* About this exercise *
Print every entry exactly as written and exclude all images.

*** Opening Dataset records ***

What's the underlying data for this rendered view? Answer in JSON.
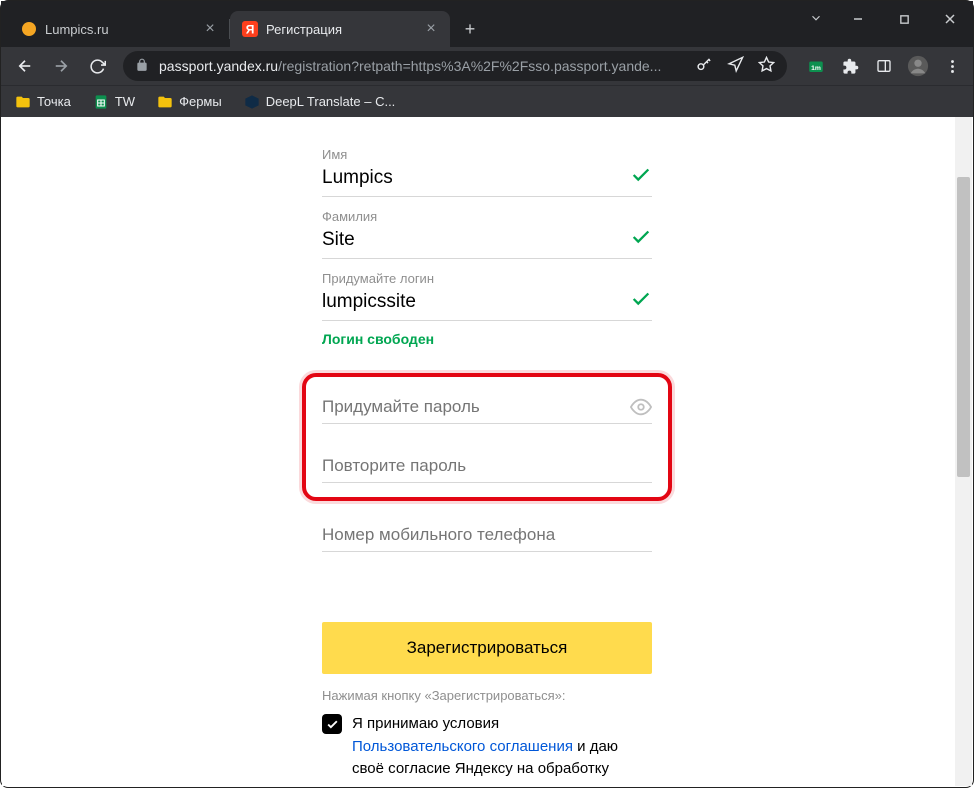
{
  "browser": {
    "tabs": [
      {
        "title": "Lumpics.ru",
        "active": false
      },
      {
        "title": "Регистрация",
        "active": true
      }
    ],
    "url_host": "passport.yandex.ru",
    "url_path": "/registration?retpath=https%3A%2F%2Fsso.passport.yande..."
  },
  "bookmarks": [
    {
      "label": "Точка",
      "icon": "folder-yellow"
    },
    {
      "label": "TW",
      "icon": "sheets"
    },
    {
      "label": "Фермы",
      "icon": "folder-yellow"
    },
    {
      "label": "DeepL Translate – C...",
      "icon": "deepl"
    }
  ],
  "form": {
    "firstname_label": "Имя",
    "firstname_value": "Lumpics",
    "lastname_label": "Фамилия",
    "lastname_value": "Site",
    "login_label": "Придумайте логин",
    "login_value": "lumpicssite",
    "login_status": "Логин свободен",
    "password_placeholder": "Придумайте пароль",
    "password_confirm_placeholder": "Повторите пароль",
    "phone_placeholder": "Номер мобильного телефона",
    "register_button": "Зарегистрироваться",
    "consent_title": "Нажимая кнопку «Зарегистрироваться»:",
    "consent_prefix": "Я принимаю условия ",
    "consent_link": "Пользовательского соглашения",
    "consent_suffix": " и даю своё согласие Яндексу на обработку"
  }
}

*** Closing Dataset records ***

* Exercise result *
What's the underlying data for this rendered view? Answer in JSON.
{
  "browser": {
    "tabs": [
      {
        "title": "Lumpics.ru",
        "active": false
      },
      {
        "title": "Регистрация",
        "active": true
      }
    ],
    "url_host": "passport.yandex.ru",
    "url_path": "/registration?retpath=https%3A%2F%2Fsso.passport.yande..."
  },
  "bookmarks": [
    {
      "label": "Точка",
      "icon": "folder-yellow"
    },
    {
      "label": "TW",
      "icon": "sheets"
    },
    {
      "label": "Фермы",
      "icon": "folder-yellow"
    },
    {
      "label": "DeepL Translate – C...",
      "icon": "deepl"
    }
  ],
  "form": {
    "firstname_label": "Имя",
    "firstname_value": "Lumpics",
    "lastname_label": "Фамилия",
    "lastname_value": "Site",
    "login_label": "Придумайте логин",
    "login_value": "lumpicssite",
    "login_status": "Логин свободен",
    "password_placeholder": "Придумайте пароль",
    "password_confirm_placeholder": "Повторите пароль",
    "phone_placeholder": "Номер мобильного телефона",
    "register_button": "Зарегистрироваться",
    "consent_title": "Нажимая кнопку «Зарегистрироваться»:",
    "consent_prefix": "Я принимаю условия ",
    "consent_link": "Пользовательского соглашения",
    "consent_suffix": " и даю своё согласие Яндексу на обработку"
  }
}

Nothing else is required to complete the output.